_Exercise prompt_: Once the images are set aside, write out the rest of the records exactly.

(Data supplied begins)

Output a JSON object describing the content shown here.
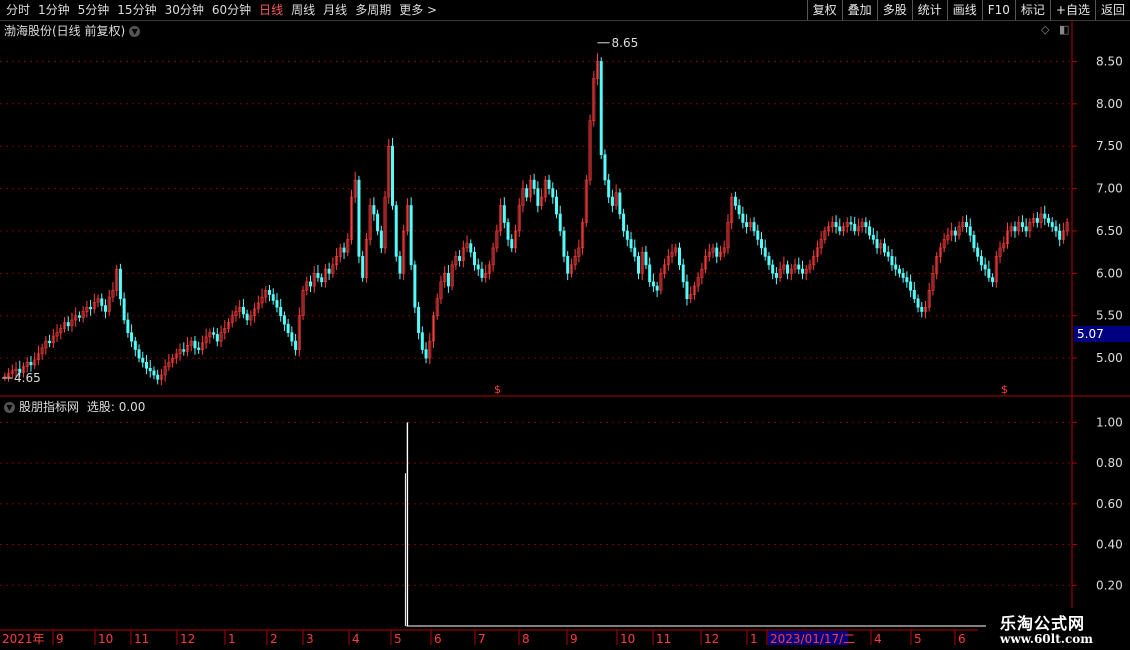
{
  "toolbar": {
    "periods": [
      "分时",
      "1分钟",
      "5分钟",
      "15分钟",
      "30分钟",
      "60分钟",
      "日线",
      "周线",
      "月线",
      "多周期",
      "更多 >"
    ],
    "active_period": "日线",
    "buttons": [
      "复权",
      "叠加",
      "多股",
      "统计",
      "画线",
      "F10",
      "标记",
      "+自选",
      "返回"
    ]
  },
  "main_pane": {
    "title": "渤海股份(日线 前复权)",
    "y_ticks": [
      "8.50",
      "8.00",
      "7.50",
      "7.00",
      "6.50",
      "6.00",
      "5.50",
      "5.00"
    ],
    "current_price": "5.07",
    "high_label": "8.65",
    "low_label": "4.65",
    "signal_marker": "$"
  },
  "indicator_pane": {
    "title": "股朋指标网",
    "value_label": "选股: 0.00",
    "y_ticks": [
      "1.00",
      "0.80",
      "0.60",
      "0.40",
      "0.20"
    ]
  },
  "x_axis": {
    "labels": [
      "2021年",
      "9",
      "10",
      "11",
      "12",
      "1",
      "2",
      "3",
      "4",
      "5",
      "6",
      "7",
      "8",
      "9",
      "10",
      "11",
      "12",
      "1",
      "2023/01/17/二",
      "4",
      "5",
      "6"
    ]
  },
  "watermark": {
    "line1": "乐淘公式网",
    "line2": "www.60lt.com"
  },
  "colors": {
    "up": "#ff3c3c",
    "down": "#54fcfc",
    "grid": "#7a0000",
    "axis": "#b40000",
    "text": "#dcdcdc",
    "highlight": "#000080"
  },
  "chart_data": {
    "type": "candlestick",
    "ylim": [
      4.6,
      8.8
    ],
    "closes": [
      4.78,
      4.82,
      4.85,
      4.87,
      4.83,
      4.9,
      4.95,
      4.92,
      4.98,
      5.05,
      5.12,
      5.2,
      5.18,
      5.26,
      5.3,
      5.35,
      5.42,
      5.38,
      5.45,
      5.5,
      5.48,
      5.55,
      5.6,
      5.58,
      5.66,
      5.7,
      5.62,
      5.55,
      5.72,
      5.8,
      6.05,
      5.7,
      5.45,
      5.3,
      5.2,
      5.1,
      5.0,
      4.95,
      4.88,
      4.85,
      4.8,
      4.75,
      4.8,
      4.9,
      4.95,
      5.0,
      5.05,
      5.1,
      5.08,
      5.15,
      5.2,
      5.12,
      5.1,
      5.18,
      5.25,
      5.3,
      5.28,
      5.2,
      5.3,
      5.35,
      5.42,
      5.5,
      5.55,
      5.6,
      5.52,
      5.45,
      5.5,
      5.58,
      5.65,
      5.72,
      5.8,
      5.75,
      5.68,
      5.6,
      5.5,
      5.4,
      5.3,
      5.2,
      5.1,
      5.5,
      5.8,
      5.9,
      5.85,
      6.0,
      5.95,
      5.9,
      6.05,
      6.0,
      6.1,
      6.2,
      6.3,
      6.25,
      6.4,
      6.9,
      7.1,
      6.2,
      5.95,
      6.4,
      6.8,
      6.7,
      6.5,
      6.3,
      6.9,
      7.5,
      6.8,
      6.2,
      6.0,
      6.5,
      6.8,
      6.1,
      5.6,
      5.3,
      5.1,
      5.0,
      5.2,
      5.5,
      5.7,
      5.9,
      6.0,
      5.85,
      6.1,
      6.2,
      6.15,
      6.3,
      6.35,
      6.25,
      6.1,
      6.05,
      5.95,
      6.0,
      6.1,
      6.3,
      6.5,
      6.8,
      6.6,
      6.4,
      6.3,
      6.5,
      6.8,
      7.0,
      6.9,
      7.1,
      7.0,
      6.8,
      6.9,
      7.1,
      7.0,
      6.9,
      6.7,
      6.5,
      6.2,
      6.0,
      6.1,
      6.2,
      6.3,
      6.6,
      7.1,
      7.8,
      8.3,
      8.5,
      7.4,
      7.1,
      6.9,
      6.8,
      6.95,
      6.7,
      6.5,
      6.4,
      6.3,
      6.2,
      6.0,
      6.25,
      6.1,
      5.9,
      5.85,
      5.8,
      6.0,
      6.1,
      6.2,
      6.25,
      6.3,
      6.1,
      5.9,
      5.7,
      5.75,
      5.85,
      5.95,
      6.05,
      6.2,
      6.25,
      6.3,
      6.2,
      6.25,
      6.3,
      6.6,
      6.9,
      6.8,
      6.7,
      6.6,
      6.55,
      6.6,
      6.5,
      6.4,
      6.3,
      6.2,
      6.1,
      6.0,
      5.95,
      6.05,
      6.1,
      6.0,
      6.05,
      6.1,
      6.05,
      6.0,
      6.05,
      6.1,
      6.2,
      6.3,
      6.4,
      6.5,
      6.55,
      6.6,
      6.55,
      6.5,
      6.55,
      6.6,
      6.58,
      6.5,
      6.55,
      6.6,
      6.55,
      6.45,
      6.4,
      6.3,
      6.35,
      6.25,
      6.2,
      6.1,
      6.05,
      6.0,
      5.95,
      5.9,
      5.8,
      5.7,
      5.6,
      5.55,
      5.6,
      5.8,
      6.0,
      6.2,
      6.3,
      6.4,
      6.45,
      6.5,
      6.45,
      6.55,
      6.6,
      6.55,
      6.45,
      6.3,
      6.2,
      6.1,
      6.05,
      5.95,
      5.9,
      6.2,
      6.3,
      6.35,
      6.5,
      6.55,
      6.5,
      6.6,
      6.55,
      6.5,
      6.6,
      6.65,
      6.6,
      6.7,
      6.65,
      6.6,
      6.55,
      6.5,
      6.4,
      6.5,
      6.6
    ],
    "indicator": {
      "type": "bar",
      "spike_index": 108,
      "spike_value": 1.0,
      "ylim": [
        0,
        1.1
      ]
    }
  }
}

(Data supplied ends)

_Your solution_:
Output a JSON object describing the content shown here.
{
  "toolbar": {
    "periods": [
      "分时",
      "1分钟",
      "5分钟",
      "15分钟",
      "30分钟",
      "60分钟",
      "日线",
      "周线",
      "月线",
      "多周期",
      "更多 >"
    ],
    "active_period": "日线",
    "buttons": [
      "复权",
      "叠加",
      "多股",
      "统计",
      "画线",
      "F10",
      "标记",
      "+自选",
      "返回"
    ]
  },
  "main_pane": {
    "title": "渤海股份(日线 前复权)",
    "y_ticks": [
      "8.50",
      "8.00",
      "7.50",
      "7.00",
      "6.50",
      "6.00",
      "5.50",
      "5.00"
    ],
    "current_price": "5.07",
    "high_label": "8.65",
    "low_label": "4.65",
    "signal_marker": "$"
  },
  "indicator_pane": {
    "title": "股朋指标网",
    "value_label": "选股: 0.00",
    "y_ticks": [
      "1.00",
      "0.80",
      "0.60",
      "0.40",
      "0.20"
    ]
  },
  "x_axis": {
    "labels": [
      "2021年",
      "9",
      "10",
      "11",
      "12",
      "1",
      "2",
      "3",
      "4",
      "5",
      "6",
      "7",
      "8",
      "9",
      "10",
      "11",
      "12",
      "1",
      "2023/01/17/二",
      "4",
      "5",
      "6"
    ]
  },
  "watermark": {
    "line1": "乐淘公式网",
    "line2": "www.60lt.com"
  },
  "colors": {
    "up": "#ff3c3c",
    "down": "#54fcfc",
    "grid": "#7a0000",
    "axis": "#b40000",
    "text": "#dcdcdc",
    "highlight": "#000080"
  },
  "chart_data": {
    "type": "candlestick",
    "ylim": [
      4.6,
      8.8
    ],
    "closes": [
      4.78,
      4.82,
      4.85,
      4.87,
      4.83,
      4.9,
      4.95,
      4.92,
      4.98,
      5.05,
      5.12,
      5.2,
      5.18,
      5.26,
      5.3,
      5.35,
      5.42,
      5.38,
      5.45,
      5.5,
      5.48,
      5.55,
      5.6,
      5.58,
      5.66,
      5.7,
      5.62,
      5.55,
      5.72,
      5.8,
      6.05,
      5.7,
      5.45,
      5.3,
      5.2,
      5.1,
      5.0,
      4.95,
      4.88,
      4.85,
      4.8,
      4.75,
      4.8,
      4.9,
      4.95,
      5.0,
      5.05,
      5.1,
      5.08,
      5.15,
      5.2,
      5.12,
      5.1,
      5.18,
      5.25,
      5.3,
      5.28,
      5.2,
      5.3,
      5.35,
      5.42,
      5.5,
      5.55,
      5.6,
      5.52,
      5.45,
      5.5,
      5.58,
      5.65,
      5.72,
      5.8,
      5.75,
      5.68,
      5.6,
      5.5,
      5.4,
      5.3,
      5.2,
      5.1,
      5.5,
      5.8,
      5.9,
      5.85,
      6.0,
      5.95,
      5.9,
      6.05,
      6.0,
      6.1,
      6.2,
      6.3,
      6.25,
      6.4,
      6.9,
      7.1,
      6.2,
      5.95,
      6.4,
      6.8,
      6.7,
      6.5,
      6.3,
      6.9,
      7.5,
      6.8,
      6.2,
      6.0,
      6.5,
      6.8,
      6.1,
      5.6,
      5.3,
      5.1,
      5.0,
      5.2,
      5.5,
      5.7,
      5.9,
      6.0,
      5.85,
      6.1,
      6.2,
      6.15,
      6.3,
      6.35,
      6.25,
      6.1,
      6.05,
      5.95,
      6.0,
      6.1,
      6.3,
      6.5,
      6.8,
      6.6,
      6.4,
      6.3,
      6.5,
      6.8,
      7.0,
      6.9,
      7.1,
      7.0,
      6.8,
      6.9,
      7.1,
      7.0,
      6.9,
      6.7,
      6.5,
      6.2,
      6.0,
      6.1,
      6.2,
      6.3,
      6.6,
      7.1,
      7.8,
      8.3,
      8.5,
      7.4,
      7.1,
      6.9,
      6.8,
      6.95,
      6.7,
      6.5,
      6.4,
      6.3,
      6.2,
      6.0,
      6.25,
      6.1,
      5.9,
      5.85,
      5.8,
      6.0,
      6.1,
      6.2,
      6.25,
      6.3,
      6.1,
      5.9,
      5.7,
      5.75,
      5.85,
      5.95,
      6.05,
      6.2,
      6.25,
      6.3,
      6.2,
      6.25,
      6.3,
      6.6,
      6.9,
      6.8,
      6.7,
      6.6,
      6.55,
      6.6,
      6.5,
      6.4,
      6.3,
      6.2,
      6.1,
      6.0,
      5.95,
      6.05,
      6.1,
      6.0,
      6.05,
      6.1,
      6.05,
      6.0,
      6.05,
      6.1,
      6.2,
      6.3,
      6.4,
      6.5,
      6.55,
      6.6,
      6.55,
      6.5,
      6.55,
      6.6,
      6.58,
      6.5,
      6.55,
      6.6,
      6.55,
      6.45,
      6.4,
      6.3,
      6.35,
      6.25,
      6.2,
      6.1,
      6.05,
      6.0,
      5.95,
      5.9,
      5.8,
      5.7,
      5.6,
      5.55,
      5.6,
      5.8,
      6.0,
      6.2,
      6.3,
      6.4,
      6.45,
      6.5,
      6.45,
      6.55,
      6.6,
      6.55,
      6.45,
      6.3,
      6.2,
      6.1,
      6.05,
      5.95,
      5.9,
      6.2,
      6.3,
      6.35,
      6.5,
      6.55,
      6.5,
      6.6,
      6.55,
      6.5,
      6.6,
      6.65,
      6.6,
      6.7,
      6.65,
      6.6,
      6.55,
      6.5,
      6.4,
      6.5,
      6.6
    ],
    "indicator": {
      "type": "bar",
      "spike_index": 108,
      "spike_value": 1.0,
      "ylim": [
        0,
        1.1
      ]
    }
  }
}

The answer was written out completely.